The formation of the imperative in Italian follows a sort of "back-to-front" rule for the tu and Lei forms. In other words, parlaregenerates (tu) parla and (Lei) parli - as if the indicative forms had swapped places - while -ere and -ire verbs behave in exactly the opposite way: (tu) prendi, (Lei) prenda.

Creating the Imperative in Italian

To create perfect, oven-fresh imperatives, stick to the following rules:

  • the tu and voi forms are identical to their corresponding present indicative forms, except for the tu form of -are verbs, which add -a to the root: domandare > domanda
  • the formal Lei and Loro forms (though the second is hardly every used) take the corresponding forms of the present subjunctive (see table below)
  • the noi form (translated by "let's..." in English) also mimics the present subjunctive form - but this is identical to the common or garden-variety present indicative (andiamo, vediamo, etc.)
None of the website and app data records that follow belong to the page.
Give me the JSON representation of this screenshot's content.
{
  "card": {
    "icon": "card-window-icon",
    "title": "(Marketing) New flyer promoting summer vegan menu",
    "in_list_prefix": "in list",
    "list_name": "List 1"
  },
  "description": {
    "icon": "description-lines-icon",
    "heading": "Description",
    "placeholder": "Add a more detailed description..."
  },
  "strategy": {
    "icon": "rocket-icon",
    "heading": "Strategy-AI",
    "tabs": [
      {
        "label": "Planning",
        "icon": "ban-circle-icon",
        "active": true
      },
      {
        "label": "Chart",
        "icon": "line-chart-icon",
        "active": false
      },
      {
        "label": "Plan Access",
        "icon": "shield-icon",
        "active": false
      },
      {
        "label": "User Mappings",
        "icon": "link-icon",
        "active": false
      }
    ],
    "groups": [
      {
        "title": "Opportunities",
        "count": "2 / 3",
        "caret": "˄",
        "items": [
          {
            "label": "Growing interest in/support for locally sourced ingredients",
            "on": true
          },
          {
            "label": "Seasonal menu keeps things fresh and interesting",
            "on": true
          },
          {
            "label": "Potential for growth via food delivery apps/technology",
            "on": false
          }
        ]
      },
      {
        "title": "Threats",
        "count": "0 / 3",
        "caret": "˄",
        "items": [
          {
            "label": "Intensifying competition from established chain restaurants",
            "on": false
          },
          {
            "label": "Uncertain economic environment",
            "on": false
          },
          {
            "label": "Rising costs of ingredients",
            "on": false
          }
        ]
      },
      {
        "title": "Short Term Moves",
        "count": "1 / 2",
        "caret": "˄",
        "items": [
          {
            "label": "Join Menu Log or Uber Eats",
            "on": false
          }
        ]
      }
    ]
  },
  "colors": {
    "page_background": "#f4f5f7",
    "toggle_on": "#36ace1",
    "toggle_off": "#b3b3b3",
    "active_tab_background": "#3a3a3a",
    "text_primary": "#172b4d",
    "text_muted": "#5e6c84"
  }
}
Regular verbs therefore have the following imperative forms:

cantare vendere aprire finire
(tu) canta vendi apri finisci
(Lei) canti venda apra finisca
(noi) cantiamo vendiamo apriamo finiamo
(voi) cantate vendete aprite finite
(Loro) cantino vendano aprano finiscano

Irregular verbs follow the same pattern, except for essere and avere, which have rule-bending tu and voi forms:

essere avere
(tu) sii abbi
(Lei) sia abbia
(noi) siamo abbiamo
(voi) siate abbiate
(Loro) siano abbiano

Note too that dire has an irregular, truncated tu form: di'. The same goes for andare, dare, fare, and stare, but with these four, a regular tu form is also possible: va'/vai, da'/dai, fa'/fai, sta'/stai.